So Achour hopefully will get a good payday in Canada but back in France although handed a one year suspended ban by the French Boxing Board Olympic gold medallist Tony Yoka has been asked to appear before the French Anti-Doping Agency to explain his missed tests. They took over Yoka’s file and it is not impossible that they will deal more harshly with him than the French Board as they usually hand out a two year ban for three missed tests depending on the degree of fault of the boxer.
Still on France Karim Guerfi announced his retirement, The 31-year-old bantam was knocked out in four rounds by Filipino Michael Dasmarinas in Singapore on 20 April in a fight for the vacant IBO title. In his other attempt at a world title Guerfi lost on points to Juan Carlos Reveco for the interim WBA fly title in 2012. On the plus side he was twice European bantam champion.
Finally France lost one of its most entertaining fighters with the death at 79 of Jacques Kechichian. He was both French and European super welter champion and at the time he was fighting it seemed that there was a big show almost every other week in Paris. Although born in Marseilles his family was Armenian and they moved back to what was the USSR and he boxed amateur there ending up with a 96-21 record. I used to stop at a shop in Soho on my way to work to pick up a copy of L’Equipe for the previews and reports of those stacked Paris shows. Jacques fought Emile Griffith, Billy Backus and top Europeans such as Max Cohen, Jo Gonzales, Jose Hernandez, Carlo Duran and Johann Orsolics and was better than his 27-7-2 record might indicate. RIP Jacques
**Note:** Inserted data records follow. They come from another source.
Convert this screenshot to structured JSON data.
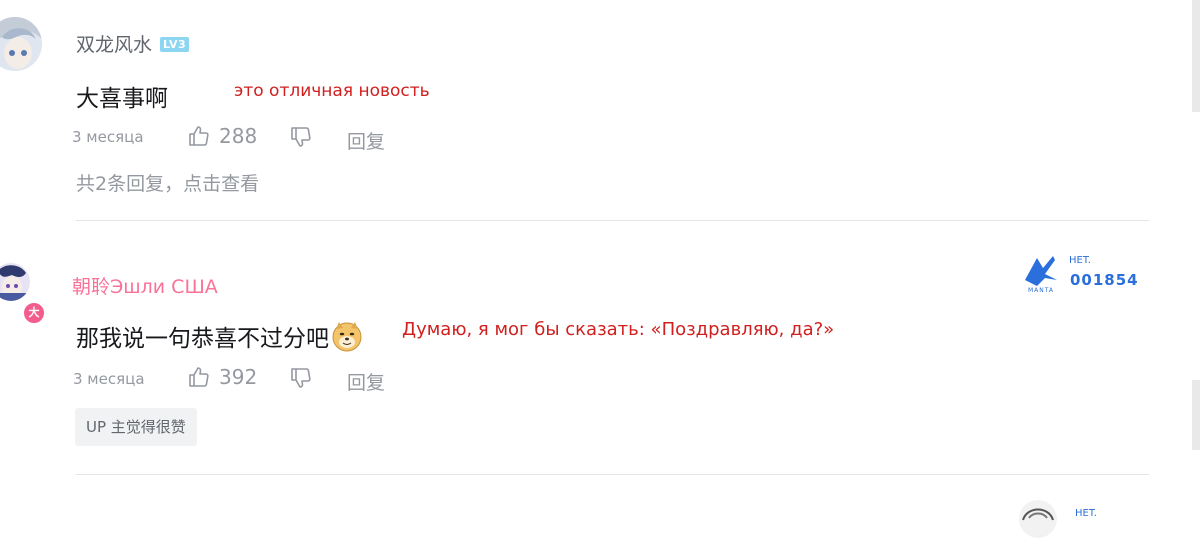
{
  "comments": [
    {
      "username": "双龙风水",
      "level": "LV3",
      "content": "大喜事啊",
      "translation": "это отличная новость",
      "time": "3 месяца",
      "likes": "288",
      "reply_label": "回复",
      "sub_replies": "共2条回复，点击查看"
    },
    {
      "username": "朝聆Эшли США",
      "avatar_badge": "大",
      "content": "那我说一句恭喜不过分吧",
      "emoji": "doge-emoji",
      "translation": "Думаю, я мог бы сказать: «Поздравляю, да?»",
      "time": "3 месяца",
      "likes": "392",
      "reply_label": "回复",
      "up_tag": "UP 主觉得很赞",
      "fan_badge": {
        "small": "HET.",
        "number": "001854",
        "brand": "MANTA"
      }
    }
  ],
  "partial_next": {
    "badge_small": "HET."
  },
  "colors": {
    "username_pink": "#fb7299",
    "translation_red": "#d0201f",
    "level_blue": "#8cd6f2",
    "badge_blue": "#2a6fdb"
  },
  "icons": [
    "thumbs-up-icon",
    "thumbs-down-icon",
    "doge-emoji",
    "manta-logo-icon"
  ]
}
Also sorry to read of the death at 73 of Argentinian boxer Miguel Angel Campanino. I followed his career from its start in 1966 to it close in 1978. He won the Argentinian and South American titles and ended with a 93-5-4 record having won his last 12 fights. He challenged Pipino Cuevas for the WBA title in 1977 but was knocked out in two rounds. He is shown as having lost twice by KO/TKO but the other loss was when he was forced to retire with a dislocated shoulder and in fact the defeat against Cuevas was his only loss in his last 56 fights. When he retired he opened a gym and had a sports goods business. RIP Miguel Angel.